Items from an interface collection
*-*-*

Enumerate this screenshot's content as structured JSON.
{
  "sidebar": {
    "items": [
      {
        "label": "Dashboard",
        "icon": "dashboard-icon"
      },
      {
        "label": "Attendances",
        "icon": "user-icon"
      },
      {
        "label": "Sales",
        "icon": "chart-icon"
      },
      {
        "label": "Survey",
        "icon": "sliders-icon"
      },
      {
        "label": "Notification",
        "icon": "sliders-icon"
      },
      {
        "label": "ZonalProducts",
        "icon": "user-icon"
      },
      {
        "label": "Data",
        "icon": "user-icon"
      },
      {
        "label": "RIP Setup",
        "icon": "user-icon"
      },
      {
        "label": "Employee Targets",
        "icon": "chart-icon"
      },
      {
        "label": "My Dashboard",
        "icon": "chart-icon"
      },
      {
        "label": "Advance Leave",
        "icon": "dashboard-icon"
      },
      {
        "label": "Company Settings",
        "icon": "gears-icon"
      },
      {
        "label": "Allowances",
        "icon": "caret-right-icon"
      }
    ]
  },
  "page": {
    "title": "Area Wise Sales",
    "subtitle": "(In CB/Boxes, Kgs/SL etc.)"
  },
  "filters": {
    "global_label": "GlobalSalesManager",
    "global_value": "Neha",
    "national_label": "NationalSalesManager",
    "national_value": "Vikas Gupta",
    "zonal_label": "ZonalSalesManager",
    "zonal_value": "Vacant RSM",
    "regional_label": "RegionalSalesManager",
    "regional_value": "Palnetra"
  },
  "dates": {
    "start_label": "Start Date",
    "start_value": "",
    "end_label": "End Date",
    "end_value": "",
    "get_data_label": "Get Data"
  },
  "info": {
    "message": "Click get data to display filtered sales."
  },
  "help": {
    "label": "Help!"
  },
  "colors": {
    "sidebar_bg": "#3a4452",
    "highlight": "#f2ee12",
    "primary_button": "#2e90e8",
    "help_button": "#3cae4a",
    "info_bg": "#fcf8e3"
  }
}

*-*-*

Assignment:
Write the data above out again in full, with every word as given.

Solution:
Enumerate this screenshot's content as structured JSON.
{
  "sidebar": {
    "items": [
      {
        "label": "Dashboard",
        "icon": "dashboard-icon"
      },
      {
        "label": "Attendances",
        "icon": "user-icon"
      },
      {
        "label": "Sales",
        "icon": "chart-icon"
      },
      {
        "label": "Survey",
        "icon": "sliders-icon"
      },
      {
        "label": "Notification",
        "icon": "sliders-icon"
      },
      {
        "label": "ZonalProducts",
        "icon": "user-icon"
      },
      {
        "label": "Data",
        "icon": "user-icon"
      },
      {
        "label": "RIP Setup",
        "icon": "user-icon"
      },
      {
        "label": "Employee Targets",
        "icon": "chart-icon"
      },
      {
        "label": "My Dashboard",
        "icon": "chart-icon"
      },
      {
        "label": "Advance Leave",
        "icon": "dashboard-icon"
      },
      {
        "label": "Company Settings",
        "icon": "gears-icon"
      },
      {
        "label": "Allowances",
        "icon": "caret-right-icon"
      }
    ]
  },
  "page": {
    "title": "Area Wise Sales",
    "subtitle": "(In CB/Boxes, Kgs/SL etc.)"
  },
  "filters": {
    "global_label": "GlobalSalesManager",
    "global_value": "Neha",
    "national_label": "NationalSalesManager",
    "national_value": "Vikas Gupta",
    "zonal_label": "ZonalSalesManager",
    "zonal_value": "Vacant RSM",
    "regional_label": "RegionalSalesManager",
    "regional_value": "Palnetra"
  },
  "dates": {
    "start_label": "Start Date",
    "start_value": "",
    "end_label": "End Date",
    "end_value": "",
    "get_data_label": "Get Data"
  },
  "info": {
    "message": "Click get data to display filtered sales."
  },
  "help": {
    "label": "Help!"
  },
  "colors": {
    "sidebar_bg": "#3a4452",
    "highlight": "#f2ee12",
    "primary_button": "#2e90e8",
    "help_button": "#3cae4a",
    "info_bg": "#fcf8e3"
  }
}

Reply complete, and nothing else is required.